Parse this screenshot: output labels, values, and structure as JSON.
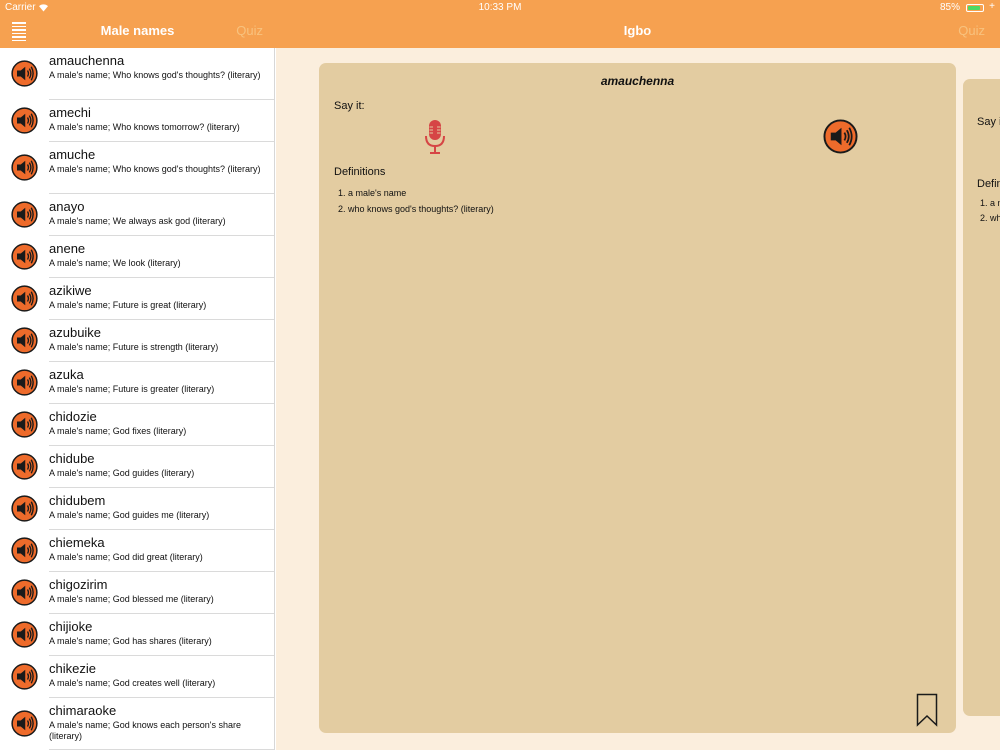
{
  "status_bar": {
    "carrier": "Carrier",
    "time": "10:33 PM",
    "battery": "85%",
    "battery_level": 0.85
  },
  "master": {
    "title": "Male names",
    "quiz_label": "Quiz"
  },
  "detail": {
    "title": "Igbo",
    "quiz_label": "Quiz"
  },
  "colors": {
    "accent": "#f6a150",
    "card": "#e3cca1",
    "detail_bg": "#fbeedd",
    "mic": "#d64545",
    "speaker": "#ee6b2b",
    "battery": "#4cd964"
  },
  "names": [
    {
      "name": "amauchenna",
      "desc": "A male's name; Who knows god's thoughts? (literary)"
    },
    {
      "name": "amechi",
      "desc": "A male's name; Who knows tomorrow? (literary)"
    },
    {
      "name": "amuche",
      "desc": "A male's name; Who knows god's thoughts? (literary)"
    },
    {
      "name": "anayo",
      "desc": "A male's name; We always ask god (literary)"
    },
    {
      "name": "anene",
      "desc": "A male's name; We look (literary)"
    },
    {
      "name": "azikiwe",
      "desc": "A male's name; Future is great (literary)"
    },
    {
      "name": "azubuike",
      "desc": "A male's name; Future is strength (literary)"
    },
    {
      "name": "azuka",
      "desc": "A male's name; Future is greater (literary)"
    },
    {
      "name": "chidozie",
      "desc": "A male's name; God fixes (literary)"
    },
    {
      "name": "chidube",
      "desc": "A male's name; God guides (literary)"
    },
    {
      "name": "chidubem",
      "desc": "A male's name; God guides me (literary)"
    },
    {
      "name": "chiemeka",
      "desc": "A male's name; God did great (literary)"
    },
    {
      "name": "chigozirim",
      "desc": "A male's name; God blessed me (literary)"
    },
    {
      "name": "chijioke",
      "desc": "A male's name; God has shares (literary)"
    },
    {
      "name": "chikezie",
      "desc": "A male's name; God creates well (literary)"
    },
    {
      "name": "chimaraoke",
      "desc": "A male's name; God knows each person's share (literary)"
    }
  ],
  "card": {
    "word": "amauchenna",
    "say_label": "Say it:",
    "definitions_label": "Definitions",
    "definitions": [
      "1. a male's name",
      "2. who knows god's thoughts? (literary)"
    ]
  },
  "card_next": {
    "say_label": "Say i",
    "definitions_label": "Defin",
    "definitions": [
      "1. a n",
      "2. wh"
    ]
  },
  "icons": {
    "menu": "list-menu-icon",
    "speaker": "speaker-icon",
    "mic": "microphone-icon",
    "bookmark": "bookmark-icon",
    "wifi": "wifi-icon",
    "battery": "battery-icon"
  }
}
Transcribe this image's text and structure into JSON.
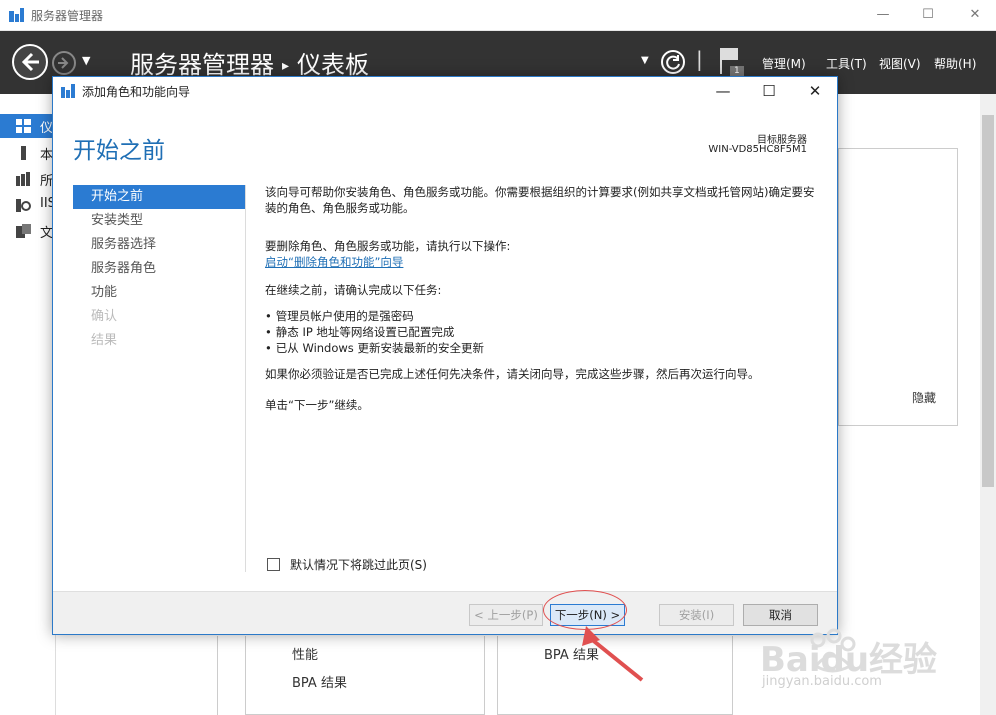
{
  "window": {
    "title": "服务器管理器",
    "buttons": {
      "minimize": "—",
      "maximize": "☐",
      "close": "✕"
    }
  },
  "header": {
    "breadcrumb_root": "服务器管理器",
    "breadcrumb_sep": "▸",
    "breadcrumb_current": "仪表板",
    "flag_badge": "1",
    "menus": [
      {
        "label": "管理(M)"
      },
      {
        "label": "工具(T)"
      },
      {
        "label": "视图(V)"
      },
      {
        "label": "帮助(H)"
      }
    ]
  },
  "sidebar": {
    "items": [
      {
        "label": "仪",
        "icon": "dashboard-icon"
      },
      {
        "label": "本",
        "icon": "local-server-icon"
      },
      {
        "label": "所",
        "icon": "all-servers-icon"
      },
      {
        "label": "IIS",
        "icon": "iis-icon"
      },
      {
        "label": "文",
        "icon": "file-services-icon"
      }
    ]
  },
  "background": {
    "hide_label": "隐藏",
    "tile_left": [
      "性能",
      "BPA 结果"
    ],
    "tile_right": [
      "BPA 结果"
    ]
  },
  "dialog": {
    "title": "添加角色和功能向导",
    "heading": "开始之前",
    "target_label": "目标服务器",
    "target_value": "WIN-VD85HC8F5M1",
    "steps": [
      {
        "label": "开始之前",
        "state": "active"
      },
      {
        "label": "安装类型",
        "state": "normal"
      },
      {
        "label": "服务器选择",
        "state": "normal"
      },
      {
        "label": "服务器角色",
        "state": "normal"
      },
      {
        "label": "功能",
        "state": "normal"
      },
      {
        "label": "确认",
        "state": "disabled"
      },
      {
        "label": "结果",
        "state": "disabled"
      }
    ],
    "content": {
      "intro": "该向导可帮助你安装角色、角色服务或功能。你需要根据组织的计算要求(例如共享文档或托管网站)确定要安装的角色、角色服务或功能。",
      "remove_text": "要删除角色、角色服务或功能，请执行以下操作:",
      "remove_link": "启动“删除角色和功能”向导",
      "before_text": "在继续之前，请确认完成以下任务:",
      "tasks": [
        "管理员帐户使用的是强密码",
        "静态 IP 地址等网络设置已配置完成",
        "已从 Windows 更新安装最新的安全更新"
      ],
      "verify_text": "如果你必须验证是否已完成上述任何先决条件，请关闭向导，完成这些步骤，然后再次运行向导。",
      "continue_text": "单击“下一步”继续。"
    },
    "skip_label": "默认情况下将跳过此页(S)",
    "buttons": {
      "prev": "< 上一步(P)",
      "next": "下一步(N) >",
      "install": "安装(I)",
      "cancel": "取消"
    }
  },
  "watermark": {
    "brand": "Baidu经验",
    "url": "jingyan.baidu.com"
  },
  "colors": {
    "accent": "#2b7bd2",
    "header_bg": "#333333",
    "heading_blue": "#1f6fb5",
    "annotation_red": "#e05050"
  }
}
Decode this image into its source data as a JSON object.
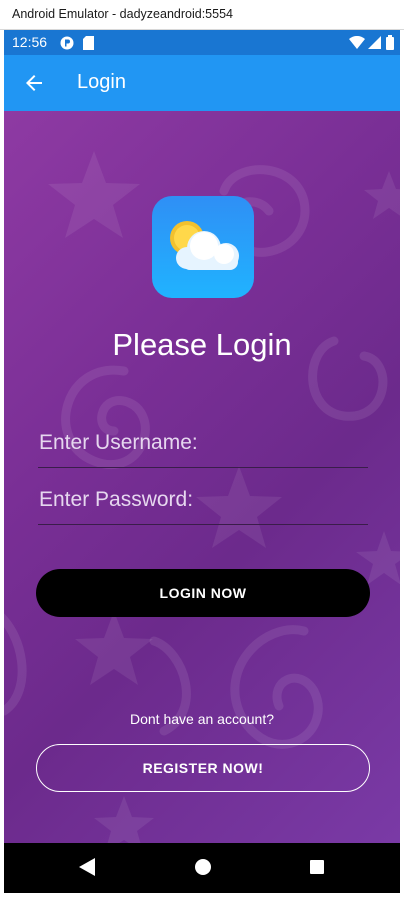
{
  "window": {
    "title": "Android Emulator - dadyzeandroid:5554"
  },
  "status_bar": {
    "time": "12:56"
  },
  "app_bar": {
    "title": "Login"
  },
  "main": {
    "heading": "Please Login",
    "username_placeholder": "Enter Username:",
    "password_placeholder": "Enter Password:",
    "login_button": "LOGIN NOW",
    "no_account_text": "Dont have an account?",
    "register_button": "REGISTER NOW!"
  },
  "colors": {
    "app_bar": "#2196f3",
    "status_bar": "#1976d2",
    "background_gradient_start": "#8e3aa3",
    "background_gradient_end": "#6c2a8c",
    "login_button": "#000000"
  }
}
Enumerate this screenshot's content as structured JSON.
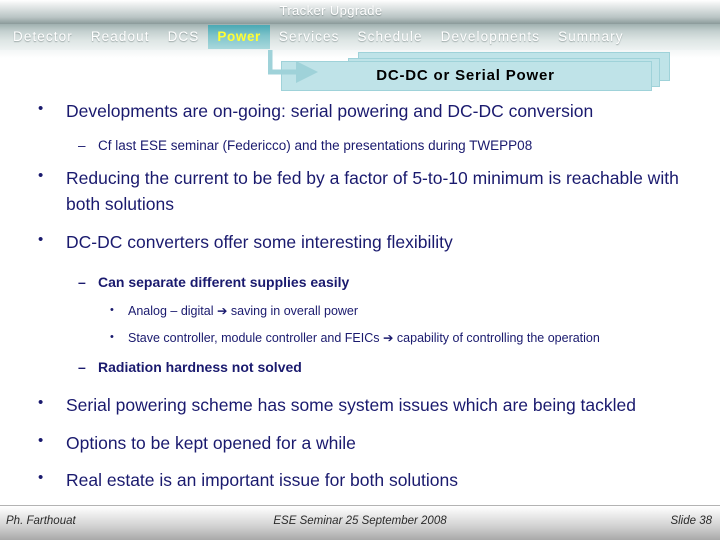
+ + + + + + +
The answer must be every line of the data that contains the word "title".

→ **Exercise result**:
    "title": "Male names",
    "title": "Igbo",
    "title": "服务器管理器",
    "title": "添加角色和功能向导",
    "title": "Android Emulator - dadyzeandroid:5554"
    "title": "Login"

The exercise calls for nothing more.